“The United States is grateful to the Government of Uruguay for its willingness to support ongoing U.S. efforts to close the Guantanamo Bay detention facility,” noted the Pentagon in the statement. “The United States coordinated with the Government of Uruguay to ensure these transfers took place consistent with appropriate security and humane treatment measures.”
Uruguay, a country of 3.3 million with a Muslim population of an estimated 300 individuals, confirmed receiving the detainees.
Uruguayan President José Mujica agreed to accept the men as a humanitarian deed. Mujica himself spent 14 years imprisoned in Uruguay and has publicly criticized the Guantanamo Bay detention center, reports NYT.
“We are very grateful to Uruguay for this important humanitarian action, and to President Mujica for his strong leadership in providing a home for individuals who cannot return to their own countries,” Clifford Sloan, the U.S. State Department who negotiates detainee transfers, said in a statement distributed to media outlets. “The support we are receiving from our friends and allies is critical to achieving our shared goal of closing Guantanamo.”
The Associated Press (AP) points out that of the 19 prisoners who have been transferred out of Guantanamo by the Obama administration this year, all but one were released within the last 30 days.
Officials inside and outside the government say more releases are expected by the end of this month.
“Obama administration officials had been frustrated that the [recent] transfer took so long, blaming outgoing Defense Secretary Chuck Hagel for not approving the move sooner,” reports AP. “They said after Mujica agreed to take the men in January, the deal sat for months on Hagel’s desk, awaiting his signature as required by law. The Pentagon didn’t send the notification of the transfer to Congress until July.”

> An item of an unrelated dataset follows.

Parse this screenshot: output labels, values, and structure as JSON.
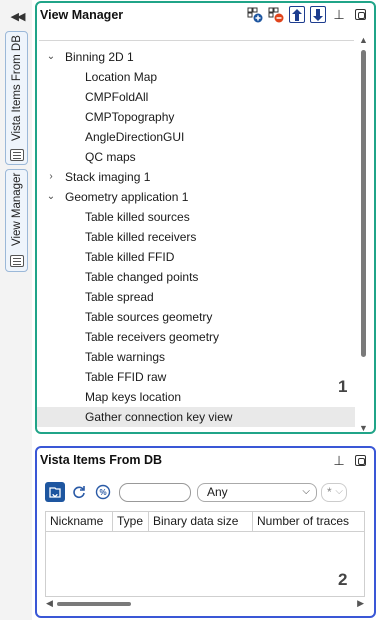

Upon taking office, Obama pledged to close down the Guantanamo prison, but has met resistance from Congress. Lawmakers have banned the transfer of detainees to U.S. soil for any reason and Congress has also placed restrictions on sending them overseas.
The Associated Press contributed to this report.